Time Out says
“When you have to shoot, shoot…don’t talk,” says rascally Eli Wallach in The Good, the Bad and the Ugly, offering up some unneeded advice to a fresh corpse. Even though it’s Quentin Tarantino’s favorite movie, this is wisdom he’s never heeded. Bless him for it: Django Unchained, the director’s long-fantasized trek into Sergio Leone Country—by way of America’s racist South of the pre–Civil War era—is filled with the kind of wall-to-wall chat that marks QT’s best moments. How can he resist a horse named Fritz who neighs hello on cue? (Even animals get in on the gab.) Why include evil Klansmen if they’re not going to pause for a pre-lynching bitch session about hood making, a scene on a par with Reservoir Dogs’ “Mr. Pink sounds like Mr. Pussy” argument?
And why saddle up for a Western at all if you’re not going to create a dazzlingly wrong character like Christoph Waltz’s Dr. King Schultz, a fur-coated German who rides into the film on a wave of Teutonic-accented attitude? A movie called Django Unchained probably has a guy named Django in it (I’ll get to that in a second), but for a good hour or so, it’s not him but Waltz’s impressively verbal bounty hunter you notice, a foreigner with the chutzpah to partner up with a black man and gallop together into the dark heart of Mississippi.
That cohort, a former slave with the “D-is-silent” moniker of the title (Jamie Foxx), says he can identify Schultz’s quarry, a trio of scumbag brothers. And so Django does. But the adventure is just getting started, as we learn that our budding hero has a wife, Broomhilda (Kerry Washington), sold to an unknown plantation. Schultz is moved—how could a sentimental Siegfried fan not be?—and to the oddly fitting strains of Jim Croce’s “I Got a Name,” Tarantino sends his two ramblers out on a quest of revenge and blaxploitation empowerment.
Vibrating with the geekery of a filmmaker off the chain, the movie plays like no other this year. Tarantino, steeped in even the smallest Leonean gesture (what’s with the weird terrain shifts?), knows how to satisfy fans of scuzzy Italian horse operas and badass superviolence in equal measure. Yes, the bloodshedding is stark, especially a slave-on-slave wrestling match that veers into tooth-gnashing desperation.
But to his credit, Tarantino has a point to make (as he did with the equally loopy Inglourious Basterds): something about the way viciousness can grow within the docile. Throughout his career, he’s paid close attention to these pushovers, all the more dangerous for it; Robert De Niro’s fuming ex-con in Jackie Brown comes to mind. And here, in the sweltering Southland, Tarantino has his pick of them. When we meet our ultimate villain, white devil Calvin Candie (Leonardo DiCaprio, clearly enjoying himself), you already suspect another tongue-versus-tongue showdown. They’re giants, these people, waging battles of words, with the fate of human beings in the balance; Django Unchained isn’t far off from Spielberg’s talky Lincoln in this regard. The movie loses its slipperiest speechifiers a bit too soon—Foxx, more of a symbolic presence, is the weak link—but while the conversation rages, you can’t help but gasp at Tarantino’s emancipation proclamation.

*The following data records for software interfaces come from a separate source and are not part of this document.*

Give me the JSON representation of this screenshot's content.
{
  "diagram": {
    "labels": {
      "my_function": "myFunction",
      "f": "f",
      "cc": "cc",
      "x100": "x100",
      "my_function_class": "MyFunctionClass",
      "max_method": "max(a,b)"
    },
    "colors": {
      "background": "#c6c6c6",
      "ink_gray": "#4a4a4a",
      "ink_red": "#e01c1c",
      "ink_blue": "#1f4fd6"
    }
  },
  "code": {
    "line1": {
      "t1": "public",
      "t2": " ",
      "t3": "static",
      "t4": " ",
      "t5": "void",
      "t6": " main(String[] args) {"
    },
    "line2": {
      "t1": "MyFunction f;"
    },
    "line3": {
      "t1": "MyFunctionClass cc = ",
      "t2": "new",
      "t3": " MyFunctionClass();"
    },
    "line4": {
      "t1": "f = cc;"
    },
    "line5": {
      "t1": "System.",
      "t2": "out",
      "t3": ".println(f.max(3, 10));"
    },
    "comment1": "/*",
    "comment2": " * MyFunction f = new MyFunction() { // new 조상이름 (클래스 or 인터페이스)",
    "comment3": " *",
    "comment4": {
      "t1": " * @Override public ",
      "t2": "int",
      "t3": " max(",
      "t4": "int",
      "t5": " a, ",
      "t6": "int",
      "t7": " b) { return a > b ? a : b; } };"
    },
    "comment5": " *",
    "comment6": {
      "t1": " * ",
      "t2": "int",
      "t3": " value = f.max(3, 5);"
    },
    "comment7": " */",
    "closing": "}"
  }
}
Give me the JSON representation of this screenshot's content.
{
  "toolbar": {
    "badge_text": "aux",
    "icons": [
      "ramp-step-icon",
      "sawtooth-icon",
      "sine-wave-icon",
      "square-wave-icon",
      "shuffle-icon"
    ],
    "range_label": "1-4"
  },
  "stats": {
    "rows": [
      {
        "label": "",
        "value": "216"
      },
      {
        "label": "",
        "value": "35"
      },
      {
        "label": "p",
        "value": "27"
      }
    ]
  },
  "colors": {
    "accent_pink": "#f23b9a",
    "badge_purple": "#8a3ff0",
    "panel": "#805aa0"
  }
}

Follow Joshua Rothkopf on Twitter: @joshrothkopf
Cast and crew
Samuel L. Jackson